For a late 1980s production of such a project, Rutger Hauer ends up being the perfect choice to bring this archetype to the western audience, explored in the form of Nick Parker, a Vietnam vet who was blinded after an attack during the war and was conveniently trained by the local swordsmen to fight using his non-sight senses.
Hauer could certainly be a stoic presence who could communicate a vast array of emotions with a simple look. But he could also easily bring out a mischievous and dark side. That's why he fits both the contemplative replicant from Blade Runner and the giddy psychopath from The Hitcher.
For Blind Fury, he finds a nice balance between these two energies.

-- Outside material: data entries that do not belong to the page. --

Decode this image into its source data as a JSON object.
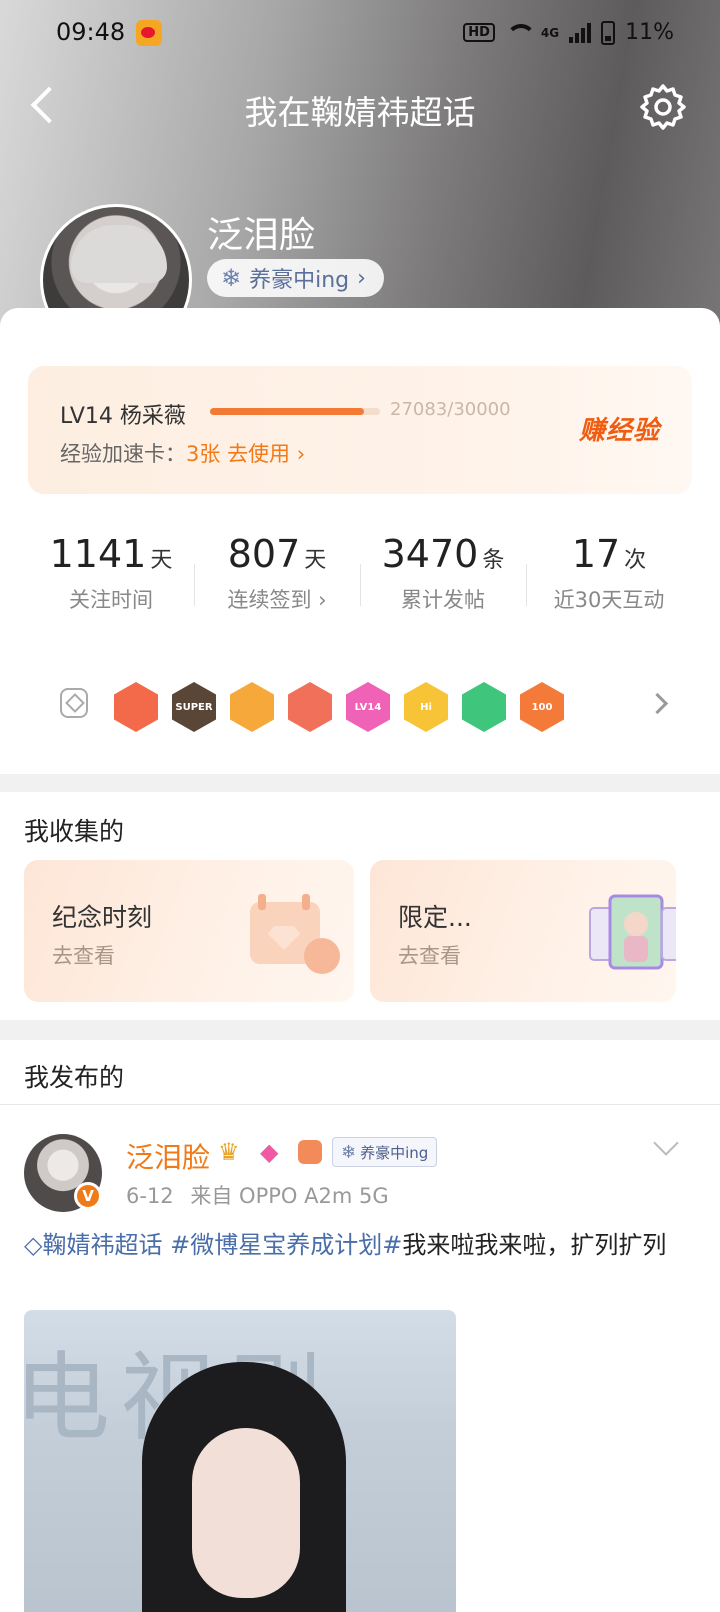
{
  "status_bar": {
    "time": "09:48",
    "network": "HD",
    "signal": "4G",
    "battery": "11%"
  },
  "nav": {
    "title": "我在鞠婧祎超话"
  },
  "profile": {
    "name": "泛泪脸",
    "status": "养豪中ing",
    "verify_mark": "V"
  },
  "level": {
    "name": "LV14 杨采薇",
    "exp": "27083/30000",
    "progress": 0.903,
    "card_label": "经验加速卡：",
    "card_count": "3张",
    "card_action": "去使用",
    "earn": "赚经验"
  },
  "stats": [
    {
      "value": "1141",
      "unit": "天",
      "label": "关注时间"
    },
    {
      "value": "807",
      "unit": "天",
      "label": "连续签到"
    },
    {
      "value": "3470",
      "unit": "条",
      "label": "累计发帖"
    },
    {
      "value": "17",
      "unit": "次",
      "label": "近30天互动"
    }
  ],
  "badges": [
    {
      "name": "dragon-badge",
      "color": "#f36a4a",
      "text": ""
    },
    {
      "name": "super-badge",
      "color": "#5a4636",
      "text": "SUPER"
    },
    {
      "name": "crown-badge",
      "color": "#f6a93a",
      "text": ""
    },
    {
      "name": "mascot-badge",
      "color": "#f0705a",
      "text": ""
    },
    {
      "name": "lv14-badge",
      "color": "#f062b5",
      "text": "LV14"
    },
    {
      "name": "hi-badge",
      "color": "#f8c437",
      "text": "Hi"
    },
    {
      "name": "hand-badge",
      "color": "#3fc57c",
      "text": ""
    },
    {
      "name": "days-badge",
      "color": "#f47a3a",
      "text": "100"
    }
  ],
  "collected": {
    "title": "我收集的",
    "cards": [
      {
        "title": "纪念时刻",
        "sub": "去查看"
      },
      {
        "title": "限定...",
        "sub": "去查看"
      }
    ]
  },
  "posted": {
    "title": "我发布的",
    "post": {
      "author": "泛泪脸",
      "tag": "养豪中ing",
      "date": "6-12",
      "source": "来自 OPPO A2m 5G",
      "topic1": "鞠婧祎超话",
      "topic2": "#微博星宝养成计划#",
      "text": "我来啦我来啦，扩列扩列",
      "image_text": "电视剧"
    }
  },
  "colors": {
    "accent": "#f07a18",
    "topic": "#4a6ea9",
    "progress": "#f37a34"
  }
}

When he's tasked with fighting for justice and the stakes are high, he transforms into a focused and intense warrior, bringing out the necessary badassery that any samurai hero swashbuckler requires.
Yet the character is also a playful blind kook who's almost self-aware when it comes to how ridiculous the concept of an expert blind swordsman can be. The plot, which follows Nick trying to reunite his war buddy Frank (Terry O'Quinn) with his estranged son after the mob comes for him and kills his ex-wife, is used as a narrative shoestring to tie as many swordplay set pieces as possible.

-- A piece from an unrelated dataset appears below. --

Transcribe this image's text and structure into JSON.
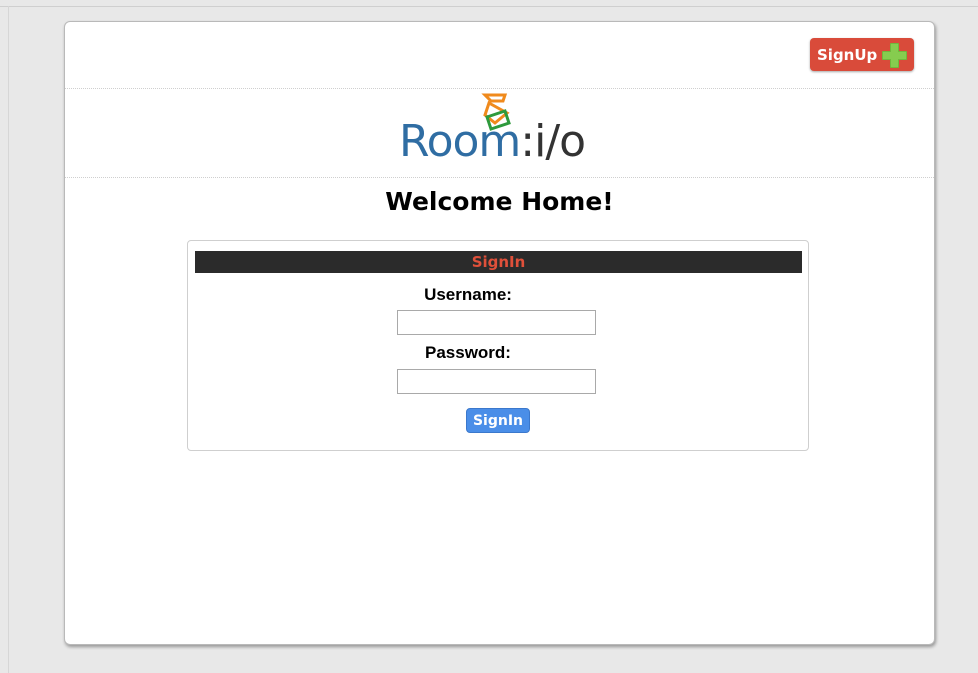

This is where, as much as these set pieces can be exciting, Blind Fury disappoints a little. I was surprised to find out that this wasn't rated PG-13 but got an R. Apart from a sliced-off hand and the shot of a villain falling off a cliff that must have inspired George Lucas when it came to Darth Maul's "death" in The Phantom Menace, most of the kills are bloodless and obscured.

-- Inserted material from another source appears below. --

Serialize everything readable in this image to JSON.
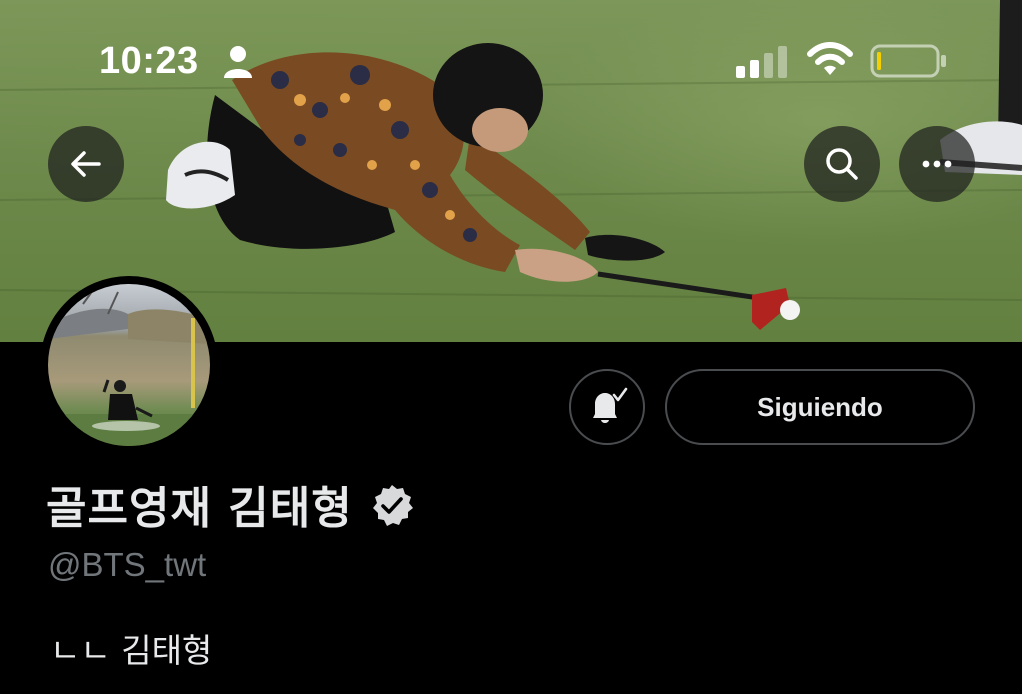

This might have something to do with director Phillip Noyce being more or less a prestige name who cut his teeth during the Australian new wave of the 1970s. A more openly schlockier choice, like George P. Cosmatos, might have been a better fit.
Kino brings about a fairly presentable 1080p transfer that certainly showcases the best home video presentation of this cult classic. The transfer has some scratches and blemishes here and there, but the distributor probably didn't have the budget for a more intensive clean-up of the source material. Otherwise, the pastel 80s colors are represented with clarity and the gritty and grayscale Vietnam flashbacks retain their grainy look.
We get a lossless DTS-HD 2.0 track with shows great dynamic range and clarity. Since the protagonist is blind, the spatial use of sound around him is a major stylistic addition to the tension that builds into the fight scenes, so a more surround-heavy mix would have been nice. But as it is, the original stereo mix gets the job done.
Commentary: The commentary by the screenwriter Charles Robert Carner and Kino producer Douglas Hosdale is chock full of information about the production and the various choices that went into getting the film made on a tight budget. Carner also goes into the choices he made in his career that led to Blind Fury and his inspirations for the script.
We also get a Trailer.
Those expecting a Lone Wolf and Cub-style geyser of blood and a schlocky tonal approach might be disappointed in Blind Fury's more reserved approach in relation to its wild premise. However, Hauer's natural charisma and the various fun set-pieces, including a spectacular car chase through Reno, make Blind Fury cult 80s action fare that deserves at least one look.
Oktay Ege Kozak is a film critic and screenwriter based in Portland, Oregon. He also writes for The Playlist, The Oregon Herald, and Beyazperde.com